There will be no big winners and, therefore, no losers at the Maine State Jazz Festival final event this year.
Amid some controversy, the Maine Music Educators Association’s membership has decided that awarding trophies to the top three scoring entries at the annual instrumental and vocal jazz competitions is too upsetting for the participants who don’t get to take home a prize, resulting in them coming away from the event feeling defeated.
“This year, we moved to a medal system for awards,” explained MMEA Jazz Vice President Mike Sakash.
“Groups will still be competing, but not against each other. We’ve set a high standard for gold, silver and bronze awards. A group that achieves the appropriate score will receive one of these medals.”
He adds that awarding special honors to outstanding soloists will not change.
The new scoring method will be implemented for the instrumental finals at Nokomis High School in Newport, March 17 and 18, and for the vocal finals at Stearns, in Millinocket, March 31 and April 1.
In recent past vocal competitions, the schools with the top two scores from divisions one and two were invited to perform again in an evening program, after which the judges picked the overall first-place winners.
This year, however, all the gold medal-earning groups will be invited to perform in the evening showcase with no first-place trophies awarded.
“In this format, the evening event is a true showcase that will celebrate the great work of the top ensembles,” Sakash said, emphasizing that the standard for earning a gold medal will be high.
“For educational and artistic reasons, I favor this change,” he said. “My own groups are focused on performing to their best, not ‘beating’ another school. Comparing the state’s diverse music groups is like comparing apples and oranges, which can be “artificial,” he explained.
This opinion is not shared by most of the show choir directors in this area, and perhaps throughout the state, who believe competition can be a good learning experience and is part of the musical theater culture.
“While I voted against this change, I do see both sides of it,” said Mount Desert High School vocal director Bronwyn Kortge. “I don’t support a culture where you ‘fail’ if you don’t receive first place.
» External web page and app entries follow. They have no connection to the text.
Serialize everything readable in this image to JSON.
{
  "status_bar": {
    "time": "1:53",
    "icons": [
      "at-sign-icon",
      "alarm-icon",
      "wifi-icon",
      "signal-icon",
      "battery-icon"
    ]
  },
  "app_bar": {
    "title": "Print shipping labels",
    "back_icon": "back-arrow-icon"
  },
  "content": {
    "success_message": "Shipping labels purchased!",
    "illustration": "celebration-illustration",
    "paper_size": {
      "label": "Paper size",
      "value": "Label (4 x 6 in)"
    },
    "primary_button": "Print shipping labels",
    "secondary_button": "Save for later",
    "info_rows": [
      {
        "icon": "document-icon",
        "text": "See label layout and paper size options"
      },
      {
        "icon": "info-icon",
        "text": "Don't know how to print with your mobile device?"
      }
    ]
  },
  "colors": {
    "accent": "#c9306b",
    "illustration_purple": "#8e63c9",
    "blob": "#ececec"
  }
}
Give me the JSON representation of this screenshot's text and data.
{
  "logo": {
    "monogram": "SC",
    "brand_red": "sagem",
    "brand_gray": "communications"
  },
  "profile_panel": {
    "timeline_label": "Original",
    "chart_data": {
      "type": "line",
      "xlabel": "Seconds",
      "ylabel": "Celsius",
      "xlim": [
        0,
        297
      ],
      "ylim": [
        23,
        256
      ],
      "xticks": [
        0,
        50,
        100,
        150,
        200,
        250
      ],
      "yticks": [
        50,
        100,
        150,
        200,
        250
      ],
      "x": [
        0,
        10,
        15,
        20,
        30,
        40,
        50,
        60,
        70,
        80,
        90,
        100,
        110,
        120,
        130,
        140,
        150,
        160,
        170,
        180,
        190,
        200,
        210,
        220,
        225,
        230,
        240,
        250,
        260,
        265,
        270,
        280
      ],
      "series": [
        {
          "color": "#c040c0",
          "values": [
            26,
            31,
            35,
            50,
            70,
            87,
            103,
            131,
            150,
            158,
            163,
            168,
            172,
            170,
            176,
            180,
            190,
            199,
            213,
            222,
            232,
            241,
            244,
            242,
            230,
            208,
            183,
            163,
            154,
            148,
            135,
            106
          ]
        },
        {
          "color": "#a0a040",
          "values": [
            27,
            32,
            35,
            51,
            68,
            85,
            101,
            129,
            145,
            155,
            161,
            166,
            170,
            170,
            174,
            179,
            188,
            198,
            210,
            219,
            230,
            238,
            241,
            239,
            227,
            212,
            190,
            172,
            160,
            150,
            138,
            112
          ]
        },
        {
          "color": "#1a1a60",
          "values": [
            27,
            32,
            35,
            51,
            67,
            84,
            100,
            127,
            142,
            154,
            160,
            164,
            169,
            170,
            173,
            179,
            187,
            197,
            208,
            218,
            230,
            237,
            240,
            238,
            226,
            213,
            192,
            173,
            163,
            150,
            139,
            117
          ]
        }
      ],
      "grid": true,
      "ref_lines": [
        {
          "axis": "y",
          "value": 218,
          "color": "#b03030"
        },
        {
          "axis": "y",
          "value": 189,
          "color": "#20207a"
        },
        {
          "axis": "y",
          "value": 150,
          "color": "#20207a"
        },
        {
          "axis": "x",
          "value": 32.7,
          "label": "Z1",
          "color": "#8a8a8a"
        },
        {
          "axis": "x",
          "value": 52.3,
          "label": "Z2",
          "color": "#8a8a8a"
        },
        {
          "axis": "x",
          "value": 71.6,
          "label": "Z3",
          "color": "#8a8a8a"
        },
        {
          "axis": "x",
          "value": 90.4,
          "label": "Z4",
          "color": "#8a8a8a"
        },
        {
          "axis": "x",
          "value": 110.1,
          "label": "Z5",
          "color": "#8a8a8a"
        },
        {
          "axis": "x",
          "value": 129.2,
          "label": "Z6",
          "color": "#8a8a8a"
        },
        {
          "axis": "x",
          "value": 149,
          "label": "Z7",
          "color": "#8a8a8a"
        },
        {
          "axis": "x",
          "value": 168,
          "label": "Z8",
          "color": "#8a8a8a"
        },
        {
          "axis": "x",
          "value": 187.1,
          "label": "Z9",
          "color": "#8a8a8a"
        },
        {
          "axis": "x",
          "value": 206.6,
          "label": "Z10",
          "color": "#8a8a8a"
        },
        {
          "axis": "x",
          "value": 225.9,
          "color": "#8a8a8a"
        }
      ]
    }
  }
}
I hope every performer is intrinsically motivated by their commitment and dedication; that is what I teach.
“On the other hand, I feel that competition is a good and healthy thing.
Students will compete for things their whole lives, sometimes achieving their aim; sometimes not,” she continued.
“As educators, we need to approach competition in the correct way and not make it all about the trophy. It’s easy to be proud of yourself if someone else tells you, ‘You won!’ It can be much harder to find that within yourself,” she said. “But I believe it is character building and helps us learn to be resilient humans who can find joy and meaning even if a goal is not reached or an award is not given.”
Although Sakash said he hasn’t seen a clear line between the vocal and instrumental sections of the MMEA membership, he acknowledged that most of the negative reaction to the new system has come from the show choir directors.
However, Ed Michaud, who directs both the show choirs and jazz bands at Pemetic Elementary School in Southwest Harbor, seems comfortable with the new format. He said he is not so sure making music should be a competitive exercise.
“Music creates community, heals you, makes you smarter and touches the soul,” he said. “Making music competitive seems like a secondary issue which perhaps can also serve a purpose, albeit minor compared to music’s inherent meaning and value.”
He said the competitive aspect was introduced in schools to validate the music programs using the same paradigm as the sports programs, but he is not convinced it is still a necessary or desirable approach.
Matthew Waite, the vocal director of Stearns High School in Millinocket, where the finals will be held this year, is another who voted against the new system, but he has adopted a wait-and-see attitude.
“We’ll take this year to evaluate how these rule changes affect all groups and what feedback the students and directors give us,” he said, “and then we can discuss this, if needed, at our spring meeting.”